Posts tagged: Matt Shea
In tomorrow’s paper:
A controversial “cap and trade” plan that would put Washington at the forefront of efforts to combat global warming has been dramatically watered down under pressure from businesses and rural Republicans.
Nonetheless, proponents say they remain optimistic. The bill, requested by Gov. Chris Gregoire, cleared a key House committee Tuesday.
“It’s still viable. It establishes a real cap” on greenhouse gases, said state Rep. Hans Dunshee, D-Snohomish. “That’s a critical first step.”
Among the sharpest critics of the bill: Rep. Joel Kretz, R-Wauconda. Saying that the plan will destroy rural industries, he’s blasted it as “cap and extort” and says that trading pollution credits would spawn cronyism. He’s publicly suggested that disgraced former Illinois Gov. Rod Blagojevich would be a good fit to run it.
“He’s well-suited to run a system like that,” Kretz said in an interview Wednesday. “And he’s looking for work.”

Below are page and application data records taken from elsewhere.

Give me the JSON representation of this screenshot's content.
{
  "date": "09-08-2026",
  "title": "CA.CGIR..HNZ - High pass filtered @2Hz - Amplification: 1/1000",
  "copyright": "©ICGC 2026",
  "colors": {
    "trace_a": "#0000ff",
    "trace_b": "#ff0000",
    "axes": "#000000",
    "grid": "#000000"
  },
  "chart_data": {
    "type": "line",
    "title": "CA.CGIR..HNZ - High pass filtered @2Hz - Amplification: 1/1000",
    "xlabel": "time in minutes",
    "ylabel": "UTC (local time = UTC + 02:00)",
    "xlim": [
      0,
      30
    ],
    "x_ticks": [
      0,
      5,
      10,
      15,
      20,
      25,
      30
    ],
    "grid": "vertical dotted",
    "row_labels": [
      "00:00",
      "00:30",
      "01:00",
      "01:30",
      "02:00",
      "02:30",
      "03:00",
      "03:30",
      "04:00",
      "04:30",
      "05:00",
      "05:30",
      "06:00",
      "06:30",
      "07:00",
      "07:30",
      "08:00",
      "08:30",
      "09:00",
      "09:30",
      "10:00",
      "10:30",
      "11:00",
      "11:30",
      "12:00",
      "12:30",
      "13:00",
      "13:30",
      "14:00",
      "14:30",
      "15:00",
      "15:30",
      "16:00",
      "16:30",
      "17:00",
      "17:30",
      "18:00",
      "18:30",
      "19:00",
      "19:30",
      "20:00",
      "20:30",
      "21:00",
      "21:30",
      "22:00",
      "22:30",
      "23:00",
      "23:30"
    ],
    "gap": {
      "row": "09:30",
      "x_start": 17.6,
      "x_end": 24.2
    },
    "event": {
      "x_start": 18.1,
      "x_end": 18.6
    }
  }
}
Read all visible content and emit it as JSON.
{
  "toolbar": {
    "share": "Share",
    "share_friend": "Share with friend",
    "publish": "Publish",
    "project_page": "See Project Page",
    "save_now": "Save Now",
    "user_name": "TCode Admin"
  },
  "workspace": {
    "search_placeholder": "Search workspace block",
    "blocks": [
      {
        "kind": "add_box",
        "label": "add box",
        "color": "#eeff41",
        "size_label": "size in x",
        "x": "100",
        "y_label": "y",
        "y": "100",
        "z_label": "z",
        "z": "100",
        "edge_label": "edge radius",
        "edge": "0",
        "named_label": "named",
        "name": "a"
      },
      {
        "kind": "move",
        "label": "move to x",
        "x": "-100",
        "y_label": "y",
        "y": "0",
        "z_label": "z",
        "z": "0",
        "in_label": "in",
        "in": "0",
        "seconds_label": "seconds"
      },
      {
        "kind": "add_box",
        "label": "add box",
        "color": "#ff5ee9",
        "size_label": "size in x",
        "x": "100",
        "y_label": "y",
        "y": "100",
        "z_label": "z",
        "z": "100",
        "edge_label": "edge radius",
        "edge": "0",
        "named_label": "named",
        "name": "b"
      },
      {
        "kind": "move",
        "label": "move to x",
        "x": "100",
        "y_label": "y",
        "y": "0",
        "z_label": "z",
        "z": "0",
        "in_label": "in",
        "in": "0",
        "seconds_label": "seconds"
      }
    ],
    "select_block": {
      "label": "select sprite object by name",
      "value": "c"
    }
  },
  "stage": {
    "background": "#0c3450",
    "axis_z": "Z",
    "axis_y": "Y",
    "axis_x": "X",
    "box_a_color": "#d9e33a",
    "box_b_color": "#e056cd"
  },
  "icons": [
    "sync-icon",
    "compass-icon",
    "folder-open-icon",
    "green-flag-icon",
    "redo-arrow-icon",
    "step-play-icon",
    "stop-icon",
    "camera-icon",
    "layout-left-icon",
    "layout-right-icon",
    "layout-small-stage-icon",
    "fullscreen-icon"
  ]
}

Local Reps. Matt Shea and John Driscoll made their opening floor speeches Monday, making the case — although it didn’t have to be made, judging by the unanimous voice vote — for passage of a resolution honoring the state’s National Guard troops.
Shea, a former company commander in the 81st Brigade, recounted the death of one of his soldiers, killed by a 500-pound bomb detonated a few feet from the Sgt. Jeff Shaver’s humvee. He talked about getting a letter shortly after that from the 26-year-old’s fiancee, a woman named Charity. She said she took comfort knowing that he’d found true love before he was killed.

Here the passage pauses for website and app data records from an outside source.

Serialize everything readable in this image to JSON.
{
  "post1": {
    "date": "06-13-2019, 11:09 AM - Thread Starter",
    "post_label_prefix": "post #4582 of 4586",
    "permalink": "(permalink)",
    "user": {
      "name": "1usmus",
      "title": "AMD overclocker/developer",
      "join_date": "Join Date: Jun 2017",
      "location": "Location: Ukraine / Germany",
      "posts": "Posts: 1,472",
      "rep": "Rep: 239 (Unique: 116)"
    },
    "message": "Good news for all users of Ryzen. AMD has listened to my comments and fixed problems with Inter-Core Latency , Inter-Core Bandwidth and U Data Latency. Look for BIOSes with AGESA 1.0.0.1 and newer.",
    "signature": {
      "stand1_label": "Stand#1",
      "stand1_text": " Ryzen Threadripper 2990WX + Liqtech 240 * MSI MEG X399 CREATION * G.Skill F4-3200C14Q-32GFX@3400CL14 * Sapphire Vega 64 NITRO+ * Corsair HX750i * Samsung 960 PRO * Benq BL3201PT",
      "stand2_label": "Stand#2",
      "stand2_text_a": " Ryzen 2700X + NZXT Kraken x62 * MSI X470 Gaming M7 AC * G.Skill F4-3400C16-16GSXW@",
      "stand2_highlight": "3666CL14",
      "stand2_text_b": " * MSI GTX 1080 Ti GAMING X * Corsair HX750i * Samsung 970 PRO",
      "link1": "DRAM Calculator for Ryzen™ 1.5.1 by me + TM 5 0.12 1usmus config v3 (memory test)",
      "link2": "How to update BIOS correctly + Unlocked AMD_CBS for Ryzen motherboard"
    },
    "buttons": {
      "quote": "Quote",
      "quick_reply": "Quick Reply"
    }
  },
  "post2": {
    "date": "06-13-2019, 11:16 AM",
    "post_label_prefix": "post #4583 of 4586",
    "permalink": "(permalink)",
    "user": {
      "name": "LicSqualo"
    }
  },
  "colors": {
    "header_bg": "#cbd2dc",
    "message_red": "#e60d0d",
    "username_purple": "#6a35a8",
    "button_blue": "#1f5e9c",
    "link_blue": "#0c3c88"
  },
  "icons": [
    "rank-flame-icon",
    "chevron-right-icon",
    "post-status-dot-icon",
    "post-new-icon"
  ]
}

“Charity sacrificed her future husband on the altar of freedom,” said Shea, R-Mead. ” And I think we need to each ask ourselves: what price will we pay?”
Driscoll, D-Spokane, also said he was proud to honor the troops for putting their lives and families on hold out of their sense of duty.

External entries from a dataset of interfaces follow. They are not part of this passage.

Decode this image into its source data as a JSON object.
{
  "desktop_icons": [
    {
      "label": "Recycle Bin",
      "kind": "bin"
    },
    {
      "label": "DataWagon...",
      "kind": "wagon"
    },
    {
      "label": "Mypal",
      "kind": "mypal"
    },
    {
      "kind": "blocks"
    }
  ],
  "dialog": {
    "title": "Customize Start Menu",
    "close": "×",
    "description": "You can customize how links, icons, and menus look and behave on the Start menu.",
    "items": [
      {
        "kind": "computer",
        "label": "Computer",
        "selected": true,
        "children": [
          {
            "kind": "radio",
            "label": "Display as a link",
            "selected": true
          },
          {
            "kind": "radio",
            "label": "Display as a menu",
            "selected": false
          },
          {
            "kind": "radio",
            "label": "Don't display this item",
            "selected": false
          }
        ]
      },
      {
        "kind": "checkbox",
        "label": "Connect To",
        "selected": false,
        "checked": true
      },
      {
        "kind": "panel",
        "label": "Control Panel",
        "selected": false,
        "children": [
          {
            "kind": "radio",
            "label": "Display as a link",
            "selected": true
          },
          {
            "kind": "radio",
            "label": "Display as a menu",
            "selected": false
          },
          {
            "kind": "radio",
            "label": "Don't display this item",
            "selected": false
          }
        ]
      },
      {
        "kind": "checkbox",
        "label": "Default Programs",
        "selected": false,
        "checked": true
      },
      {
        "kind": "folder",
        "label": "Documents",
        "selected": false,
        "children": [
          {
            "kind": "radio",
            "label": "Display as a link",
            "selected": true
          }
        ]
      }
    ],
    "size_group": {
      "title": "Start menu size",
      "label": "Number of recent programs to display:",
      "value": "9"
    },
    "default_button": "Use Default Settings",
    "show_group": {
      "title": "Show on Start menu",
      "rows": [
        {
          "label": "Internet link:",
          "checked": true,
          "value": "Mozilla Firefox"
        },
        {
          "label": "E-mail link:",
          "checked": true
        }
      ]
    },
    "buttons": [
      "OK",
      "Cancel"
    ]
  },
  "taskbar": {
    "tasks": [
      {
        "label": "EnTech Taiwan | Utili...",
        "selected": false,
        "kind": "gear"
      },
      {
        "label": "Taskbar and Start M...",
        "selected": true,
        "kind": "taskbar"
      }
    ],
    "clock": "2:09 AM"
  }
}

“Our state, our nation and our world is a better place because of what you do,” he said.
House lawmakers on Monday passed their first bills of this year’s legislative session. Among them:
-HB 1049, which lets National Guard veterans tap local relief programs,
-HB 105, which changes the state hiring preference for veterans,
-and HB 1034, which allows more public use of National Guard armories.
Forgot to post this before going home last night:
More than 4,000 people crowded the Washington state Capitol steps Tuesday to decry abortion.
“Let’s make sure the Supreme Court can hear all of us today,” newly elected state Rep. Matt Shea, R-Mead, said. He dismissed the dozen counter-demonstrators on the state Supreme Court steps as “static” and led the crowd in a chant: “Life, life, life, life!”
Organizers have long held annual anti-abortion rallies at the Capitol, but Tuesday’s gathering was the largest in recent years. Buses crowded the Capitol lawn, and the crowd spilled over the Capitol steps. Many people came with church groups.
“If your neighbor is thinking about abortion, talk her out of it,” said state Rep. Al O’Brien, D-Mountlake Terrace. “… Because the economy’s in the tank, the abortion problem is going to get worse unless we work to prevent that.”
At Planned Parenthood of the Inland Northwest, public policy director Jet Tilley said she’s not anticipating any major efforts to restrict abortion in the statehouse this year.
“We have a pretty solidly pro-choice House and Senate,” she said. The main issue, she said, will be trying to protect funding for family planning. It’s particularly critical in rural parts of the state far from other health care, she said.
“We’re really looking to protect patients and protect the family planning safety net,” she said.
Also speaking at Tuesday’s rally was new state Rep. Shelly Short, R-Addy. She recounted the story of a woman who kept a child even though the doctor said the baby probably wouldn’t live.
“That young mother is now my mother-in-law,” Short said, and the baby is her husband, Mitch.
Across a small lawn, the dozen abortion rights demonstrators shouted back at the crowd.
“I love my rights!” they chanted.
“If you don’t like abortion, don’t have one,” one woman said.